=== Goal of the exercise ===
For every line in the records below that holds "name", make a copy.

=== Records provided ===
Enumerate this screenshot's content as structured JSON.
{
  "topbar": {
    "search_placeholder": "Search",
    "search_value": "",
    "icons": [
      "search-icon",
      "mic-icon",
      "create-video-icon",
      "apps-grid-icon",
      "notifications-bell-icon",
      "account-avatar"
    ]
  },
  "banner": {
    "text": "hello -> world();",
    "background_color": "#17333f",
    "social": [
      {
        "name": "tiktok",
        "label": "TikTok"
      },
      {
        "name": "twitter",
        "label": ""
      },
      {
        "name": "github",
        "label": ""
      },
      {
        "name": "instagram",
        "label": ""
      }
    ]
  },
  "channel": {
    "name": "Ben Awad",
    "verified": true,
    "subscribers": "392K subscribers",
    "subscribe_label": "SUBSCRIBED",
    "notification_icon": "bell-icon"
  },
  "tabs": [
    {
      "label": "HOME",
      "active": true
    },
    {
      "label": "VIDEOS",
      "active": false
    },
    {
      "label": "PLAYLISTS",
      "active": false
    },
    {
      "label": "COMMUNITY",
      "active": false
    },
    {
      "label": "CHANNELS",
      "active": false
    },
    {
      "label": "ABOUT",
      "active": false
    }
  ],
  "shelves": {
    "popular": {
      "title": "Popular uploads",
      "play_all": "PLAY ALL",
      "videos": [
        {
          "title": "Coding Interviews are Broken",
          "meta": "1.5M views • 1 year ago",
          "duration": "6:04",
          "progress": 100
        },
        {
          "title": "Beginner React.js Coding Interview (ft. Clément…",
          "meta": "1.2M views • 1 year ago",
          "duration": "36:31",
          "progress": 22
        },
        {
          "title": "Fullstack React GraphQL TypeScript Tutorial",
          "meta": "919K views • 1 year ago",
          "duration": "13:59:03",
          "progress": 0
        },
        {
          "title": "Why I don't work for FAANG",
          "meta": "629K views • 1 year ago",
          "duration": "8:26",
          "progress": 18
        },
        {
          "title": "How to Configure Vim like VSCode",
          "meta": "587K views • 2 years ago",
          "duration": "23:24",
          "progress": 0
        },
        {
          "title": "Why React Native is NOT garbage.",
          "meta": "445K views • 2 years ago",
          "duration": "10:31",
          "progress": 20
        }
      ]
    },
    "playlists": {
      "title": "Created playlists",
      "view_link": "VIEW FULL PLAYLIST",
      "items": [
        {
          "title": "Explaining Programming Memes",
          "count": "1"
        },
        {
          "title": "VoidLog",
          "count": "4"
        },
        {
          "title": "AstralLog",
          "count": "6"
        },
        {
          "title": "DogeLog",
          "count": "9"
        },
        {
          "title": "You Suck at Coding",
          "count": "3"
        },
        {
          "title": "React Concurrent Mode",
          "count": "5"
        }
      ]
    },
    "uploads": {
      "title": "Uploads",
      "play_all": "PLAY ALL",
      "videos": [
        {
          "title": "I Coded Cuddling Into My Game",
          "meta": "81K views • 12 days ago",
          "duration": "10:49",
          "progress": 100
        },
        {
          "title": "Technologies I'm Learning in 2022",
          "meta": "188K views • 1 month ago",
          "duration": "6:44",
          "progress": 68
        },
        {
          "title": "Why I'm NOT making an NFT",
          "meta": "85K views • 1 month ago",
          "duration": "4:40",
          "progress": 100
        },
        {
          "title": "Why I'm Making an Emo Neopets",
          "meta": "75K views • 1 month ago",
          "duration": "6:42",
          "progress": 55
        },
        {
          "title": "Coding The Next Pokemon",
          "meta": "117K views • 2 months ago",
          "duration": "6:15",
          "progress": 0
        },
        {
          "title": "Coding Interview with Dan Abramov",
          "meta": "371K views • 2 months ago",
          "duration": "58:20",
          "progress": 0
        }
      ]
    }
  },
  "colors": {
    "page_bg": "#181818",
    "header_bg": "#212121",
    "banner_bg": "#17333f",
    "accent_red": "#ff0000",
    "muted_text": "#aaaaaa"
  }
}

=== Completed task ===
        "name": "tiktok",
        "name": "twitter",
        "name": "github",
        "name": "instagram",
    "name": "Ben Awad",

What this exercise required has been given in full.